    No Mountain Lion hunting and citizens gun rights curtailed in California and drought causing game depletion. What do they expect? No fear of humans is the natural evolution of that scenario. The head of the Cali Game & Fish was recently removed because of the screaming from the rabidly anti hunting Humane Society of the United States because he hunted legal Mountain Lion in another state. There’s no reasoning with emotional zealots.

  • Alan Martinez

    Agreed, until they start actively hunting bears and lions the citizens of California will become the hunted. At that point maybe they will decide that hunting isn’t such a bad thing.

  • Larry

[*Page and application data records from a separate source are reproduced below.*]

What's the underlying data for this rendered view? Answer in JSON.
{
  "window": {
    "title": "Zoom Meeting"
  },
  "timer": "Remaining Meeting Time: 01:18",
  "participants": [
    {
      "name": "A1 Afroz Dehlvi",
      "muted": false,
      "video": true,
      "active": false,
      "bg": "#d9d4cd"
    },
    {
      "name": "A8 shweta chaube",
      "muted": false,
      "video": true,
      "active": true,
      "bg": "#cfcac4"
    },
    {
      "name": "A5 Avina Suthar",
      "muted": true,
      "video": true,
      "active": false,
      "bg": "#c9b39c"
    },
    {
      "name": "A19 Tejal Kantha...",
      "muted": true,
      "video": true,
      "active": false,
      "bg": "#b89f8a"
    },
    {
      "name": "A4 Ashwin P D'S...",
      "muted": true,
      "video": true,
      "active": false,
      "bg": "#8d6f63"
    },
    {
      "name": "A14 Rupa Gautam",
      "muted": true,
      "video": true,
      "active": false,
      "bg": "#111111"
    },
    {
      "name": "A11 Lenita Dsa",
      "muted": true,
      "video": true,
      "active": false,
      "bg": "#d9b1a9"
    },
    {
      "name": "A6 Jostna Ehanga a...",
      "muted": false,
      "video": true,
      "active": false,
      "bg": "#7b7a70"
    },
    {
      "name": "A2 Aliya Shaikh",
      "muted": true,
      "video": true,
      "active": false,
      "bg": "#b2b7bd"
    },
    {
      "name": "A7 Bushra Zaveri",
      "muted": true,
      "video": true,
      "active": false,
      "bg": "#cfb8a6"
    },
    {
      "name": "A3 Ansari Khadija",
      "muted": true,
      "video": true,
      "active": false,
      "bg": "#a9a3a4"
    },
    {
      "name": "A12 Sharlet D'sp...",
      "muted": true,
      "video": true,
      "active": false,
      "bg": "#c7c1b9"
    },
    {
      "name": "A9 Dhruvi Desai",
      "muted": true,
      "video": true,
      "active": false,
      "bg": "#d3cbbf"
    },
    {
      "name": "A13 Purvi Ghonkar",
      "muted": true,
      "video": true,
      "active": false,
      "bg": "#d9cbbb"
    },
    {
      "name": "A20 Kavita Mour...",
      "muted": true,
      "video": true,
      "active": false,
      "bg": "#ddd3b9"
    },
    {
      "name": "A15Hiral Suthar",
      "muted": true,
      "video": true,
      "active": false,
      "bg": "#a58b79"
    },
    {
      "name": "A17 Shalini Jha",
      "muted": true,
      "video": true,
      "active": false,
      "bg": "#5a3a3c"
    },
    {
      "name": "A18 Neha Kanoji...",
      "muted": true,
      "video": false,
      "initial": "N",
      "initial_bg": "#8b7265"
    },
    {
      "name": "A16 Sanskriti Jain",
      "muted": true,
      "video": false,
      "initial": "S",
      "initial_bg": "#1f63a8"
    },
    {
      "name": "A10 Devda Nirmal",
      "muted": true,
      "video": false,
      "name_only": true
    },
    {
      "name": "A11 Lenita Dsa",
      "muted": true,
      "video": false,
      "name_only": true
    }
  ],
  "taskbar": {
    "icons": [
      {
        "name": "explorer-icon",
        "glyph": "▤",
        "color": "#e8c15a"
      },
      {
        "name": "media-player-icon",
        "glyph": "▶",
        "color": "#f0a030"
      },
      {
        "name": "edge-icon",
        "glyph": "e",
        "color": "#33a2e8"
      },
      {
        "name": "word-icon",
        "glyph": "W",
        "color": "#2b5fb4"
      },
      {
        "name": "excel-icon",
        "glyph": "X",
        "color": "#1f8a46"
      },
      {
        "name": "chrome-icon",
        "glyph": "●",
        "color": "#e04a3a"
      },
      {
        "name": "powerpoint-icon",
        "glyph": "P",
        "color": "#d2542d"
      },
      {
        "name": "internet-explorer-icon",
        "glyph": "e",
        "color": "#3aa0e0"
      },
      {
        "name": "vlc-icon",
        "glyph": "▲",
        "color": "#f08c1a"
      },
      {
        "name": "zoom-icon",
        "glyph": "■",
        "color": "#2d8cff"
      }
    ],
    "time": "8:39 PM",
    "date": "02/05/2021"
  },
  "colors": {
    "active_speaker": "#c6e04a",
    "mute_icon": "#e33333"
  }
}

    We had a similar attack here in Arizona many years ago on a ten year old hiking with his Father. Never let a child go on ahead, even for ten feet. These big cats are opportunists and will take what they need when hungry. The child in Az survived and I saw a photo of him with a “Shaved Head” showing many sutures. His Dad ran after the cat striking it in the head to make it release his child.
    Other than years of nightmares, he appeared alright. Always travel with Pepper Spray. You never know when you may need it. If it’s illegal, keep it in your pocket. Best of luck to the child and may he be young enough not to have been traumatized by this unfortunate event.